» How to complete this task:
Images excluded, reproduce each line of the records exactly as it stands.

» Source information:
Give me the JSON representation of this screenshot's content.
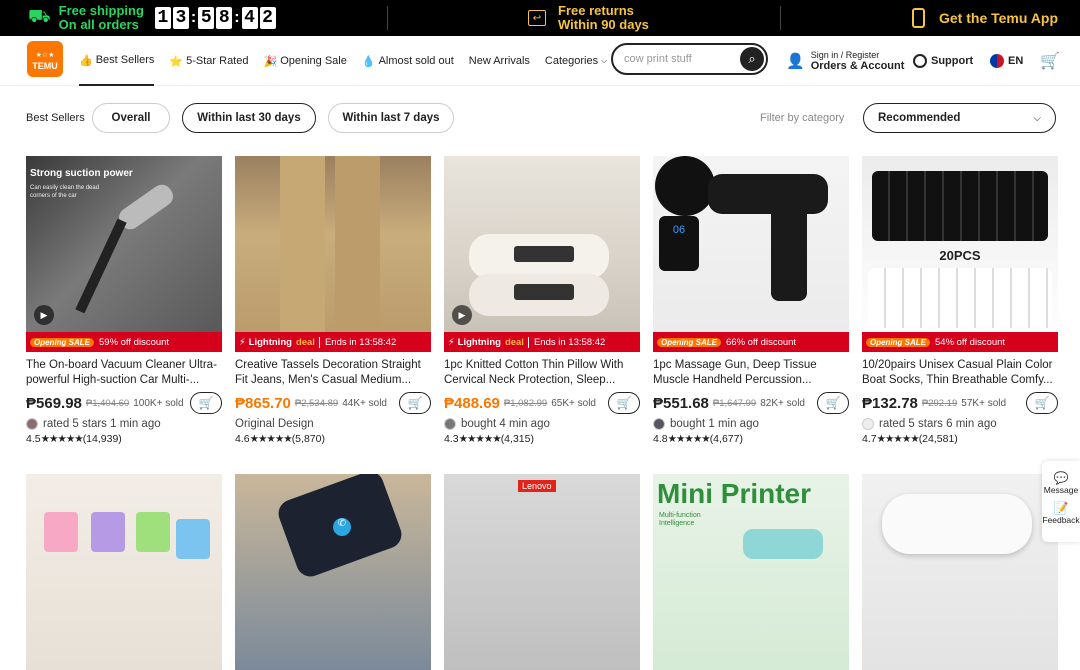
{
  "topbar": {
    "shipping_line1": "Free shipping",
    "shipping_line2": "On all orders",
    "timer": [
      "1",
      "3",
      "5",
      "8",
      "4",
      "2"
    ],
    "returns_line1": "Free returns",
    "returns_line2": "Within 90 days",
    "app_label": "Get the Temu App"
  },
  "header": {
    "logo_text": "TEMU",
    "nav": [
      "Best Sellers",
      "5-Star Rated",
      "Opening Sale",
      "Almost sold out",
      "New Arrivals",
      "Categories"
    ],
    "search_placeholder": "cow print stuff",
    "signin_line1": "Sign in / Register",
    "signin_line2": "Orders & Account",
    "support": "Support",
    "lang": "EN"
  },
  "filters": {
    "label": "Best Sellers",
    "pills": [
      "Overall",
      "Within last 30 days",
      "Within last 7 days"
    ],
    "active": "Within last 30 days",
    "filter_by": "Filter by category",
    "sort": "Recommended"
  },
  "products": [
    {
      "title": "The On-board Vacuum Cleaner Ultra-powerful High-suction Car Multi-...",
      "price": "₱569.98",
      "orig": "₱1,404.60",
      "sold": "100K+ sold",
      "activity": "rated 5 stars 1 min ago",
      "rating": "4.5",
      "stars": "★★★★★",
      "reviews": "(14,939)",
      "badge_type": "opening",
      "badge": "59% off discount",
      "img_caption": "Strong suction power",
      "img_sub": "Can easily clean the dead corners of the car",
      "orange": false
    },
    {
      "title": "Creative Tassels Decoration Straight Fit Jeans, Men's Casual Medium...",
      "price": "₱865.70",
      "orig": "₱2,534.89",
      "sold": "44K+ sold",
      "activity": "Original Design",
      "rating": "4.6",
      "stars": "★★★★★",
      "reviews": "(5,870)",
      "badge_type": "lightning",
      "badge": "Lightning deal",
      "ends": "Ends in 13:58:42",
      "orange": true
    },
    {
      "title": "1pc Knitted Cotton Thin Pillow With Cervical Neck Protection, Sleep...",
      "price": "₱488.69",
      "orig": "₱1,082.99",
      "sold": "65K+ sold",
      "activity": "bought 4 min ago",
      "rating": "4.3",
      "stars": "★★★★★",
      "reviews": "(4,315)",
      "badge_type": "lightning",
      "badge": "Lightning deal",
      "ends": "Ends in 13:58:42",
      "orange": true
    },
    {
      "title": "1pc Massage Gun, Deep Tissue Muscle Handheld Percussion...",
      "price": "₱551.68",
      "orig": "₱1,647.99",
      "sold": "82K+ sold",
      "activity": "bought 1 min ago",
      "rating": "4.8",
      "stars": "★★★★★",
      "reviews": "(4,677)",
      "badge_type": "opening",
      "badge": "66% off discount",
      "orange": false,
      "img_caption": "06"
    },
    {
      "title": "10/20pairs Unisex Casual Plain Color Boat Socks, Thin Breathable Comfy...",
      "price": "₱132.78",
      "orig": "₱292.19",
      "sold": "57K+ sold",
      "activity": "rated 5 stars 6 min ago",
      "rating": "4.7",
      "stars": "★★★★★",
      "reviews": "(24,581)",
      "badge_type": "opening",
      "badge": "54% off discount",
      "orange": false,
      "img_caption": "20PCS"
    }
  ],
  "row2": {
    "lenovo": "Lenovo",
    "printer": "Mini Printer",
    "printer_sub": "Multi-function Intelligence"
  },
  "badge_labels": {
    "opening": "Opening SALE",
    "lightning": "Lightning",
    "deal": "deal"
  },
  "side": {
    "message": "Message",
    "feedback": "Feedback"
  },
  "colors": {
    "accent": "#fb7701",
    "green": "#2bd45e",
    "red": "#d6001c"
  }
}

» Written solution:
Give me the JSON representation of this screenshot's content.
{
  "topbar": {
    "shipping_line1": "Free shipping",
    "shipping_line2": "On all orders",
    "timer": [
      "1",
      "3",
      "5",
      "8",
      "4",
      "2"
    ],
    "returns_line1": "Free returns",
    "returns_line2": "Within 90 days",
    "app_label": "Get the Temu App"
  },
  "header": {
    "logo_text": "TEMU",
    "nav": [
      "Best Sellers",
      "5-Star Rated",
      "Opening Sale",
      "Almost sold out",
      "New Arrivals",
      "Categories"
    ],
    "search_placeholder": "cow print stuff",
    "signin_line1": "Sign in / Register",
    "signin_line2": "Orders & Account",
    "support": "Support",
    "lang": "EN"
  },
  "filters": {
    "label": "Best Sellers",
    "pills": [
      "Overall",
      "Within last 30 days",
      "Within last 7 days"
    ],
    "active": "Within last 30 days",
    "filter_by": "Filter by category",
    "sort": "Recommended"
  },
  "products": [
    {
      "title": "The On-board Vacuum Cleaner Ultra-powerful High-suction Car Multi-...",
      "price": "₱569.98",
      "orig": "₱1,404.60",
      "sold": "100K+ sold",
      "activity": "rated 5 stars 1 min ago",
      "rating": "4.5",
      "stars": "★★★★★",
      "reviews": "(14,939)",
      "badge_type": "opening",
      "badge": "59% off discount",
      "img_caption": "Strong suction power",
      "img_sub": "Can easily clean the dead corners of the car",
      "orange": false
    },
    {
      "title": "Creative Tassels Decoration Straight Fit Jeans, Men's Casual Medium...",
      "price": "₱865.70",
      "orig": "₱2,534.89",
      "sold": "44K+ sold",
      "activity": "Original Design",
      "rating": "4.6",
      "stars": "★★★★★",
      "reviews": "(5,870)",
      "badge_type": "lightning",
      "badge": "Lightning deal",
      "ends": "Ends in 13:58:42",
      "orange": true
    },
    {
      "title": "1pc Knitted Cotton Thin Pillow With Cervical Neck Protection, Sleep...",
      "price": "₱488.69",
      "orig": "₱1,082.99",
      "sold": "65K+ sold",
      "activity": "bought 4 min ago",
      "rating": "4.3",
      "stars": "★★★★★",
      "reviews": "(4,315)",
      "badge_type": "lightning",
      "badge": "Lightning deal",
      "ends": "Ends in 13:58:42",
      "orange": true
    },
    {
      "title": "1pc Massage Gun, Deep Tissue Muscle Handheld Percussion...",
      "price": "₱551.68",
      "orig": "₱1,647.99",
      "sold": "82K+ sold",
      "activity": "bought 1 min ago",
      "rating": "4.8",
      "stars": "★★★★★",
      "reviews": "(4,677)",
      "badge_type": "opening",
      "badge": "66% off discount",
      "orange": false,
      "img_caption": "06"
    },
    {
      "title": "10/20pairs Unisex Casual Plain Color Boat Socks, Thin Breathable Comfy...",
      "price": "₱132.78",
      "orig": "₱292.19",
      "sold": "57K+ sold",
      "activity": "rated 5 stars 6 min ago",
      "rating": "4.7",
      "stars": "★★★★★",
      "reviews": "(24,581)",
      "badge_type": "opening",
      "badge": "54% off discount",
      "orange": false,
      "img_caption": "20PCS"
    }
  ],
  "row2": {
    "lenovo": "Lenovo",
    "printer": "Mini Printer",
    "printer_sub": "Multi-function Intelligence"
  },
  "badge_labels": {
    "opening": "Opening SALE",
    "lightning": "Lightning",
    "deal": "deal"
  },
  "side": {
    "message": "Message",
    "feedback": "Feedback"
  },
  "colors": {
    "accent": "#fb7701",
    "green": "#2bd45e",
    "red": "#d6001c"
  }
}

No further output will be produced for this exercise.